Diefenbaker School parade shows growth of concept in Prince Albert

The Diefenbaker School parade wound through the Crescent Heights area of the city Thursday morning./Michael Oleksyn Daily Herald

Winding their way through the Crescent Heights area of Prince Albert on Thursday morning was another tribute to students and families in schools. John Diefenbaker Public School and their parade wound its way through the neighbourhood to say hello to all of their students and families.

According to Principal Roy Feschuk the idea came after the success of the parades by Ecole Arthur Pechey and W.J. Berezowsky School a few weeks ago and wanted to keep the momentum rolling.

“I mean the whole idea of teaching and being in schools is building on relationships with your community,” Feschuk said.

Feschuk said that on the last day of school before COVID-19 ended the in-class school year the school was down to a mere two students.

“Educators, educational associates, teachers, principals, school-based social workers — the whole gamut — they thrive on the interactions and the relationships with kids so the idea of encouraging a physically distanced parade that gets us out in the community, gets us letting families know we are still here, hey we have still got services going on at the school,” Feschuk said.

The Diefenbaker School parade with 52 vehicles in total wound through the Crescent Heights area of the city Thursday morning.

One example is the Community Cares Kitchen Food on the Move Brown Bag program which is run by Natalie Guimond and is handing out 200 lunches a week.

“We are actually starting to receive some big uptake with her so it is very cool and we really appreciate her advocacy.”

The parade had contributions from important partners with emergency responders including the Prince Albert Fire Department, Prince Albert Police Service and Parkland Ambulance taking part in the 13.5 km route, which took around one hour and twenty minutes to complete. Fifty-two vehicles took part.

Feschuk described all of the agencies as great partners.

Students and families were out as the Diefenbaker School parade wound through the Crescent Heights area of the city Thursday morning.

Mann-Northway contributed five vehicles including convertibles and the colourful “Skittles Cars” which added to the sense of fun. Anderson Motors also tried to get them a vehicle as well but the timing did not work out.

According to Feschuk ,everyone was very generous, offering what they could for the cause. Feschuk said the momentum from this parade and the partnerships developed should expand as these parades continue happening.

“Other schools are going to be getting on this so you are going to be seeing other partnerships forming as other schools reach back out to their communities from a safe distance and just show that we are better together and we are still here and we have got you with what you need,” Feschuk said.

Connections are also being maintained with familie in the north who went back home after the pandemic started. Feschuk explained that the teachers remain in touch with multiple meetings.

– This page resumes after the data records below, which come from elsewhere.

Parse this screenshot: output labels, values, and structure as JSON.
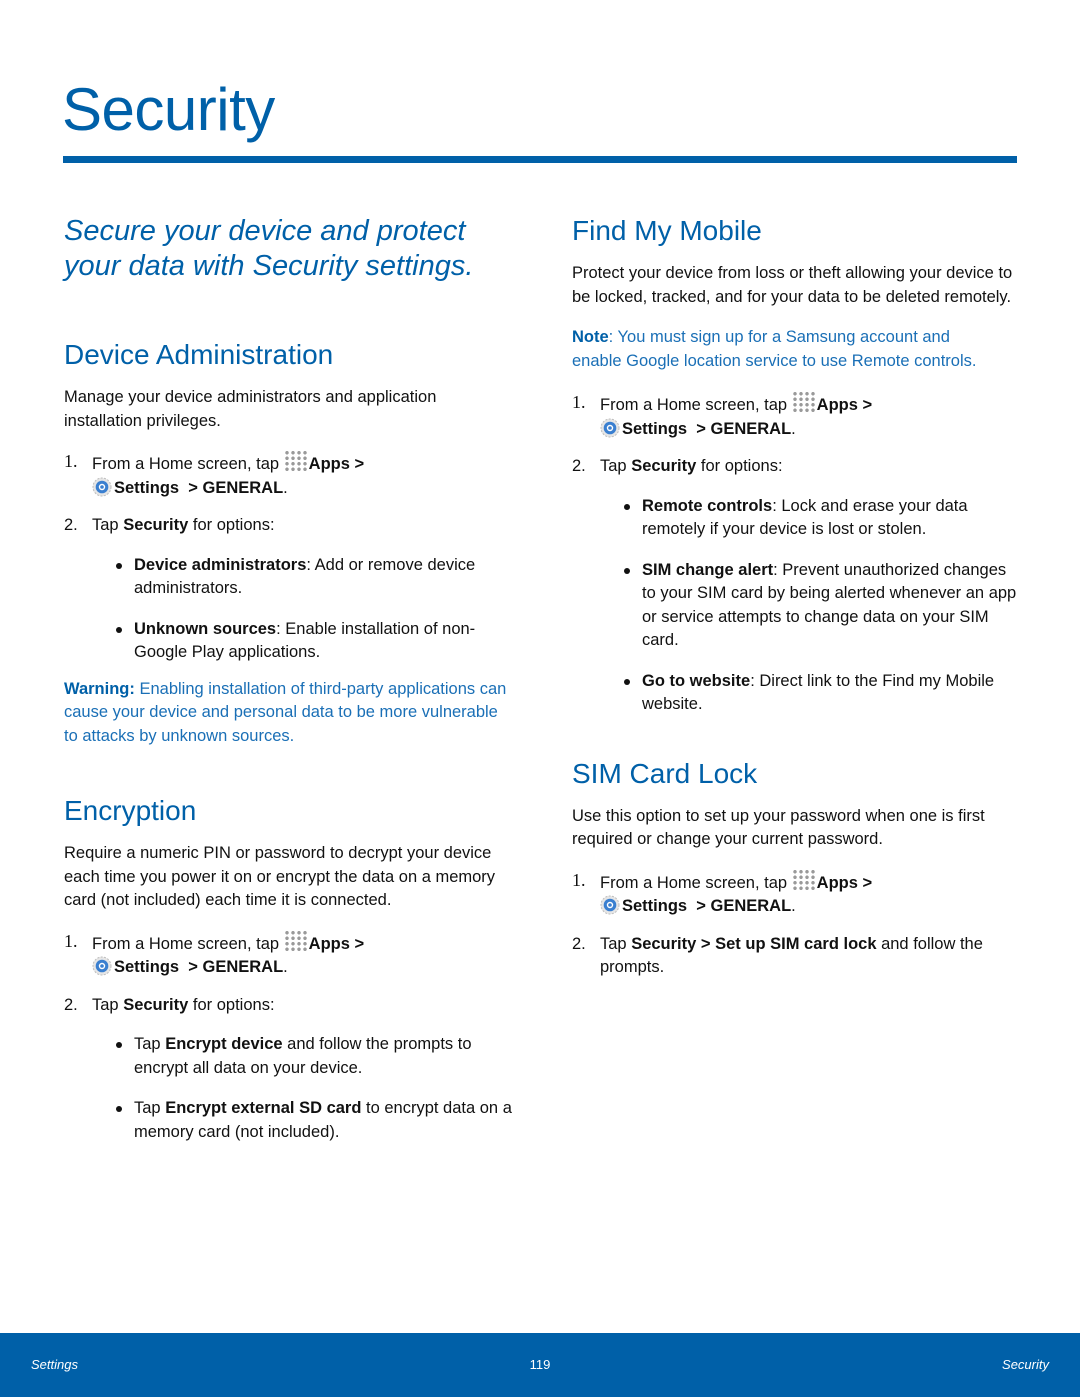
{
  "page": {
    "title": "Security",
    "accent_color": "#0060a8"
  },
  "left": {
    "intro": "Secure your device and protect your data with Security settings.",
    "device_admin": {
      "heading": "Device Administration",
      "description": "Manage your device administrators and application installation privileges.",
      "step1": {
        "num": "1.",
        "prefix": "From a Home screen, tap ",
        "apps": "Apps",
        "sep1": " >",
        "settings": "Settings",
        "sep2": "  > ",
        "general": "GENERAL",
        "end": "."
      },
      "step2": {
        "num": "2.",
        "prefix": "Tap ",
        "bold": "Security",
        "suffix": " for options:"
      },
      "bullets": [
        {
          "bold": "Device administrators",
          "text": ": Add or remove device administrators."
        },
        {
          "bold": "Unknown sources",
          "text": ": Enable installation of non-Google Play applications."
        }
      ],
      "warning": {
        "label": "Warning:",
        "text": " Enabling installation of third-party applications can cause your device and personal data to be more vulnerable to attacks by unknown sources."
      }
    },
    "encryption": {
      "heading": "Encryption",
      "description": "Require a numeric PIN or password to decrypt your device each time you power it on or encrypt the data on a memory card (not included) each time it is connected.",
      "step1": {
        "num": "1.",
        "prefix": "From a Home screen, tap ",
        "apps": "Apps",
        "sep1": " >",
        "settings": "Settings",
        "sep2": "  > ",
        "general": "GENERAL",
        "end": "."
      },
      "step2": {
        "num": "2.",
        "prefix": "Tap ",
        "bold": "Security",
        "suffix": " for options:"
      },
      "bullets": [
        {
          "prefix": "Tap ",
          "bold": "Encrypt device",
          "text": " and follow the prompts to encrypt all data on your device."
        },
        {
          "prefix": "Tap ",
          "bold": "Encrypt external SD card",
          "text": " to encrypt data on a memory card (not included)."
        }
      ]
    }
  },
  "right": {
    "find_my_mobile": {
      "heading": "Find My Mobile",
      "description": "Protect your device from loss or theft allowing your device to be locked, tracked, and for your data to be deleted remotely.",
      "note": {
        "label": "Note",
        "text": ": You must sign up for a Samsung account and enable Google location service to use Remote controls."
      },
      "step1": {
        "num": "1.",
        "prefix": "From a Home screen, tap ",
        "apps": "Apps",
        "sep1": " >",
        "settings": "Settings",
        "sep2": "  > ",
        "general": "GENERAL",
        "end": "."
      },
      "step2": {
        "num": "2.",
        "prefix": "Tap ",
        "bold": "Security",
        "suffix": " for options:"
      },
      "bullets": [
        {
          "bold": "Remote controls",
          "text": ": Lock and erase your data remotely if your device is lost or stolen."
        },
        {
          "bold": "SIM change alert",
          "text": ": Prevent unauthorized changes to your SIM card by being alerted whenever an app or service attempts to change data on your SIM card."
        },
        {
          "bold": "Go to website",
          "text": ": Direct link to the Find my Mobile website."
        }
      ]
    },
    "sim_card_lock": {
      "heading": "SIM Card Lock",
      "description": "Use this option to set up your password when one is first required or change your current password.",
      "step1": {
        "num": "1.",
        "prefix": "From a Home screen, tap ",
        "apps": "Apps",
        "sep1": " >",
        "settings": "Settings",
        "sep2": "  > ",
        "general": "GENERAL",
        "end": "."
      },
      "step2": {
        "num": "2.",
        "prefix": "Tap ",
        "bold": "Security",
        "mid": " > ",
        "bold2": "Set up SIM card lock",
        "suffix": " and follow the prompts."
      }
    }
  },
  "footer": {
    "left": "Settings",
    "page_number": "119",
    "right": "Security"
  }
}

“We are hosting what we can in the way of virtual meetings. We are trying to make sure that there is no digital divide and we are offering Supplemental Learning packages on paper with a whole bunch of other pieces met to make sure we are COVID compliant and not doing anything to transmit other parts of this virus to other parts of the community,” Feschuk said.

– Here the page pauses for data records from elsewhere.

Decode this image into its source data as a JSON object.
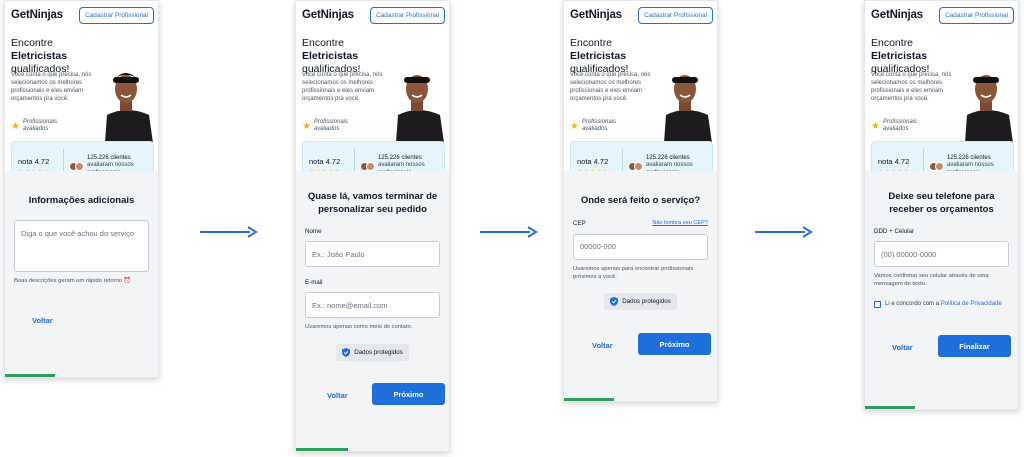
{
  "header": {
    "logo": "GetNinjas",
    "cta": "Cadastrar Profissional"
  },
  "hero": {
    "headline_pre": "Encontre ",
    "headline_bold": "Eletricistas",
    "headline_post": "qualificados!",
    "subtext": "Você conta o que precisa, nós selecionamos os melhores profissionais e eles enviam orçamentos pra você.",
    "rated_label": "Profissionais avaliados",
    "score": "nota 4.72",
    "stars": "★★★★★",
    "clients_count": "125.226 clientes",
    "clients_text": "avaliaram nossos profissionais"
  },
  "steps": [
    {
      "title": "Informações adicionais",
      "placeholder": "Diga o que você achou do serviço",
      "hint": "Boas descrições geram um rápido retorno ⏰",
      "back": "Voltar",
      "progress": 0.33
    },
    {
      "title": "Quase lá, vamos terminar de personalizar seu pedido",
      "name_label": "Nome",
      "name_placeholder": "Ex.: João Paulo",
      "email_label": "E-mail",
      "email_placeholder": "Ex.: nome@email.com",
      "email_hint": "Usaremos apenas como meio de contato.",
      "badge": "Dados protegidos",
      "back": "Voltar",
      "next": "Próximo",
      "progress": 0.33
    },
    {
      "title": "Onde será feito o serviço?",
      "cep_label": "CEP",
      "cep_link": "Não lembra seu CEP?",
      "cep_placeholder": "00000-000",
      "cep_hint": "Usaremos apenas para encontrar profissionais próximos a você.",
      "badge": "Dados protegidos",
      "back": "Voltar",
      "next": "Próximo",
      "progress": 0.33
    },
    {
      "title": "Deixe seu telefone para receber os orçamentos",
      "phone_label": "DDD + Celular",
      "phone_placeholder": "(00) 00000-0000",
      "phone_hint": "Vamos confirmar seu celular através de uma mensagem de texto.",
      "agree_text": "Li e concordo com a ",
      "agree_link": "Política de Privacidade",
      "back": "Voltar",
      "finish": "Finalizar",
      "progress": 0.33
    }
  ],
  "colors": {
    "accent": "#1e6fd9",
    "progress": "#2e9e5f",
    "card": "#e6f4fb",
    "star": "#f5b400"
  }
}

“It has really changed the way we do things but the one thing that you still see is the thriving of relationships,” Feshuck said.

Students who could not be there had their photos displayed by teachers to highlight them. Saskatchewan Rivers School Division trustees Arne Lindberg and Bill Yeaman participated in a division vehicle.

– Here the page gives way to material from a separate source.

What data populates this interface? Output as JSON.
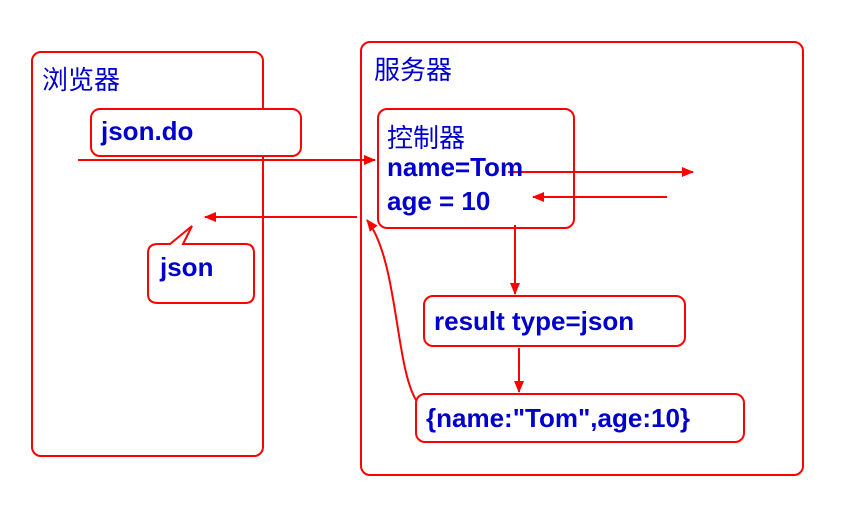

People were encouraged overnight Wednesday to tune in. Feschuk paid tribute to the community as a large part of the parade.

“We live in an amazing community, Prince Albert has got to be one of the best places in Canada to live and the support and the power of people pulling together makes it a great place to be,” Feschuk said.